Robert L. Peters once said: “Design creates culture. Culture shapes values. Values determine the future.” We believe at Shakespeare Infants we want to prepare all of our children for our fast changing world and for them to be ready for the future. We want our children to be confident, risk takers, resourceful and independent learners. Design and Technology gives our children these opportunities to develop skills and knowledge through designing and making products to produce a final piece of quality work through our broad and balanced curriculum. DT enables children to be creative like ‘Chrissy the Caterpillar’ through selecting their own resources and, requires children to think like ‘Bertie Bee’ through designing and by exploring the designed world in which we live. We remind the children that everything around us has been made by someone, it has been carefully planned, adapted and evaluated. We ensure children use their imagination and problem solving skills to work independently and collaboratively on a range of practical activities to make and design exciting products.
We bring our inclusive DT learning to life by providing exciting and engaging projects through our integrated curriculum. The combination of practical skills with knowledge allows the children to reflect and evaluate on past and present products. Our children learn to make purposeful, functioning and appealing products for an audience, considering their own, and others, needs wants and values. They learn to select tools, how to connect materials together and combine ideas. This is through looking at existing products and building on previous skills learnt in each year group and other areas of the curriculum.
The teaching of Design Technology across the school is carefully planned to ensure progression of skills and knowledge in each year group. Across Key Stage 1, we plan DT activities so that they build on children’s prior learning. We aim for our children to be reflective on the work they have made and remind our children of a famous designer, Steve Jobs, who said: “Design is not just what it looks like and feels like. Design is how it works.” Children need to be risk takers. An important part of DT is to test and evaluate a product. We allow the children opportunities to apply their knowledge when developing their creations. In the EYFS we develop children’s skills, knowledge and understanding of the world around them, allowing them to experiment and test their ideas ready for future learning in Key Stage 1. In Year One the children make a collaborative titanic model. Through this project the children are taught to plan who they are designing for, this being themselves. The children learn to select tools and explain their choices as to why, talking about their design, what they are making and then begin to suggest how to improve their product. In Year Two the children learn about movements of mechanisms through their Marwell movers. The children are taught to follow a design criteria, discuss safety and learning to assemble their product, they get to design who their Marwell Mover is for thinking of an audience deeper than themselves. In Year Two the children will explore the axels and wheels through a real life visit of an existing product.
Throughout our DT curriculum the children will:

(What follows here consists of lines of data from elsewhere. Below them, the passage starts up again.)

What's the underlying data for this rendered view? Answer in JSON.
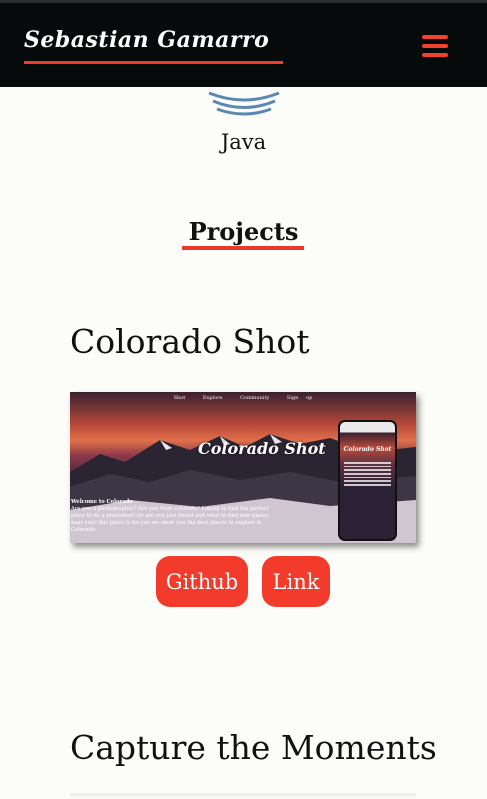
{
  "header": {
    "brand": "Sebastian Gamarro",
    "menu_icon": "hamburger-menu-icon",
    "background": "#070a0a",
    "accent": "#ef3b2c"
  },
  "skills": {
    "current_item": {
      "label": "Java",
      "icon": "java-logo-icon"
    }
  },
  "projects_section": {
    "title": "Projects"
  },
  "projects": [
    {
      "title": "Colorado Shot",
      "screenshot": {
        "nav": [
          "Shot",
          "Explore",
          "Community",
          "Sign up"
        ],
        "brand": "Colorado Shot",
        "welcome_heading": "Welcome to Colorado",
        "welcome_text": "Are you a photographer? Are you from colorado? Loking to find the perfect place to do a photoshot? Or are you just bored and what to find new places near you? this place is for you we show you the best places to explore in Colorado."
      },
      "buttons": {
        "github": "Github",
        "link": "Link"
      }
    },
    {
      "title": "Capture the Moments"
    }
  ]
}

A high-quality and ambitious Design Technology education is important to our school to enable children to be confident, independent citizens in the world. DT also involves an understanding of food technology. We develop children’s understanding of the importance of a nutritious and healthy lifestyle. Each year we build on skills learnt to show all the children how cooking is a crucial life skill. The children will learn about where food comes from, and how to prepare and combine ingredients, and opportunities to taste and evaluate the food they make. The children are involved in the design and making of all our products. In Year R the children learn basic hygiene, likes and dislikes with foods and experimenting with cutting through playdough. In Year One the children learn the techniques for cutting the gingerbread biscuits with a cutter and the importance of eating 5 pieces of fruit and vegetables a day. In Year Two the children then learn to cut fruit carefully with a knife and begin to sort foods into food groups.
Curriculum Progression for Design and Technology

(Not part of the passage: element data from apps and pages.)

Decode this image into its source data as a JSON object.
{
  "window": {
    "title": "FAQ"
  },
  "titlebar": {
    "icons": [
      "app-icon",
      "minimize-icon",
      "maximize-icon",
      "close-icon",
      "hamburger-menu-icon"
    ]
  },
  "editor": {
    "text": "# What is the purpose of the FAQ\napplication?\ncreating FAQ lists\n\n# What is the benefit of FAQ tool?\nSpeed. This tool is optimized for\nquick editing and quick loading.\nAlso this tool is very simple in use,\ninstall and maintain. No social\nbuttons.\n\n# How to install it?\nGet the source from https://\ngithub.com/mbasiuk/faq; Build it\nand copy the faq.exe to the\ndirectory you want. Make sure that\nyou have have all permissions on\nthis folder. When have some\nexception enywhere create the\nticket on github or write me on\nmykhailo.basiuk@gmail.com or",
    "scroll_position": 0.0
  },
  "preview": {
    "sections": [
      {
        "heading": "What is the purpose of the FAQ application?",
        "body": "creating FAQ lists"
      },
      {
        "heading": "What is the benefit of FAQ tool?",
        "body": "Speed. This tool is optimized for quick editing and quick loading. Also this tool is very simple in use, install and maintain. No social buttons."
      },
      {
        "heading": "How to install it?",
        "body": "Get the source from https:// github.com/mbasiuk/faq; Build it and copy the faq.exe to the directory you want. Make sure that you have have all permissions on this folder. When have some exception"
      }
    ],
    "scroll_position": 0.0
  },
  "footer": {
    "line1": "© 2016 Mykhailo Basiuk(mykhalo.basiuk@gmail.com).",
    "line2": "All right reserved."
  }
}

Make products for self.
State products they are designing.
Say whether it is for themselves or others.
Describe what the product is for.
Say how their product will work.

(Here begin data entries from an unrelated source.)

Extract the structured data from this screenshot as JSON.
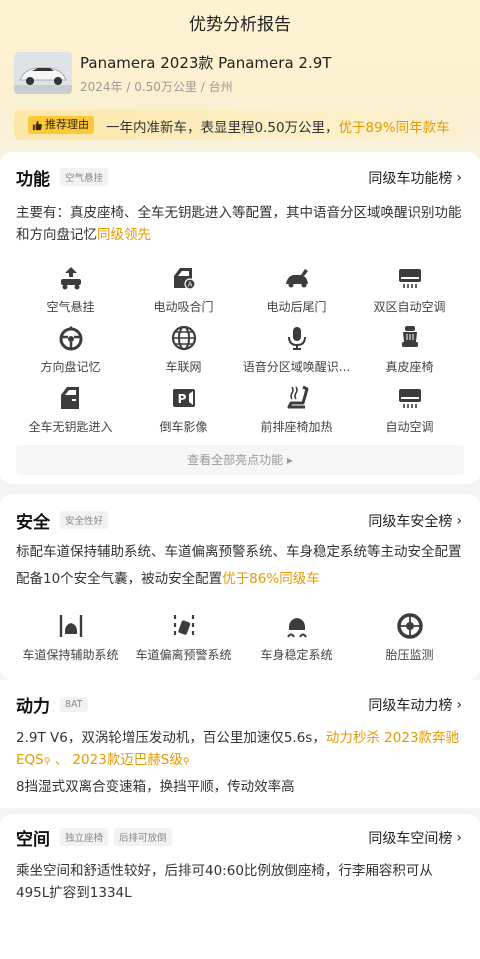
{
  "header": {
    "title": "优势分析报告"
  },
  "car": {
    "name": "Panamera 2023款 Panamera 2.9T",
    "meta": "2024年 / 0.50万公里 / 台州"
  },
  "reason": {
    "badge": "推荐理由",
    "text_prefix": "一年内准新车，表显里程0.50万公里，",
    "text_highlight": "优于89%同年款车"
  },
  "function_section": {
    "title": "功能",
    "tag": "空气悬挂",
    "link": "同级车功能榜",
    "desc_prefix": "主要有：真皮座椅、全车无钥匙进入等配置，其中语音分区域唤醒识别功能和方向盘记忆",
    "desc_highlight": "同级领先",
    "features": [
      {
        "label": "空气悬挂",
        "icon": "air-suspension-icon"
      },
      {
        "label": "电动吸合门",
        "icon": "soft-close-door-icon"
      },
      {
        "label": "电动后尾门",
        "icon": "power-tailgate-icon"
      },
      {
        "label": "双区自动空调",
        "icon": "dual-zone-ac-icon"
      },
      {
        "label": "方向盘记忆",
        "icon": "steering-memory-icon"
      },
      {
        "label": "车联网",
        "icon": "connected-car-icon"
      },
      {
        "label": "语音分区域唤醒识...",
        "icon": "voice-recognition-icon"
      },
      {
        "label": "真皮座椅",
        "icon": "leather-seat-icon"
      },
      {
        "label": "全车无钥匙进入",
        "icon": "keyless-entry-icon"
      },
      {
        "label": "倒车影像",
        "icon": "parking-camera-icon"
      },
      {
        "label": "前排座椅加热",
        "icon": "seat-heating-icon"
      },
      {
        "label": "自动空调",
        "icon": "auto-ac-icon"
      }
    ],
    "more_label": "查看全部亮点功能 ▸"
  },
  "safety_section": {
    "title": "安全",
    "tag": "安全性好",
    "link": "同级车安全榜",
    "line1": "标配车道保持辅助系统、车道偏离预警系统、车身稳定系统等主动安全配置",
    "line2_prefix": "配备10个安全气囊，被动安全配置",
    "line2_highlight": "优于86%同级车",
    "features": [
      {
        "label": "车道保持辅助系统",
        "icon": "lane-keep-icon"
      },
      {
        "label": "车道偏离预警系统",
        "icon": "lane-departure-icon"
      },
      {
        "label": "车身稳定系统",
        "icon": "stability-control-icon"
      },
      {
        "label": "胎压监测",
        "icon": "tire-pressure-icon"
      }
    ]
  },
  "power_section": {
    "title": "动力",
    "tag": "8AT",
    "link": "同级车动力榜",
    "line1_prefix": "2.9T V6，双涡轮增压发动机，百公里加速仅5.6s，",
    "line1_hl": "动力秒杀 2023款奔驰",
    "line2_hl_a": "EQS",
    "line2_sep": " 、 ",
    "line2_hl_b": "2023款迈巴赫S级",
    "line3": "8挡湿式双离合变速箱，换挡平顺，传动效率高"
  },
  "space_section": {
    "title": "空间",
    "tags": [
      "独立座椅",
      "后排可放倒"
    ],
    "link": "同级车空间榜",
    "desc": "乘坐空间和舒适性较好，后排可40:60比例放倒座椅，行李厢容积可从495L扩容到1334L"
  },
  "colors": {
    "accent": "#e39a00",
    "badge": "#fac83a",
    "icon": "#3c3c3c"
  }
}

How is it suitable for the user.
Develop ideas from simple design criteria.
Explore different products.
Develop ideas by drawing on own experiences.
Knowledge of existing products.
Explore different tools and explain what they do.
Plan by suggesting what to do next.
Select from a range of tools and explain their choice.
Plan by suggesting what to do independently.
Select components according to characterises.
Explore joining techniques.
Follow safety and hygiene procedures.
Use a range of materials.
Explain safety and hygiene importance.
Measure, mark out, cut.
Assemble, join and combine.
Make products for a purpose
Say what they have made.
Talk about design ideas and what they are making.
Begin to suggest how to improve their product.
Make judgements about their product.
Explain how it could be improved.
Look at a range of products for making.
Look at different products and explain who and what the products for. How they work and are used.
Look at axles and wheels.
Where products might be used. What materials are best to use. What they like and dislike about a product.
How can freestanding structures be made stronger.
Movements of mechanisms.
Cooking and Nutrition
Taste range of different fruits.
Food comes from plants or animals.
Food has to be farmed or grown.
Playdough exploring cutting.
The importance of eating 5 pieces of fruit and veg a day.
Techniques for cutting gingerbread.
Name and sort foods into food groups.
How to cut fruit.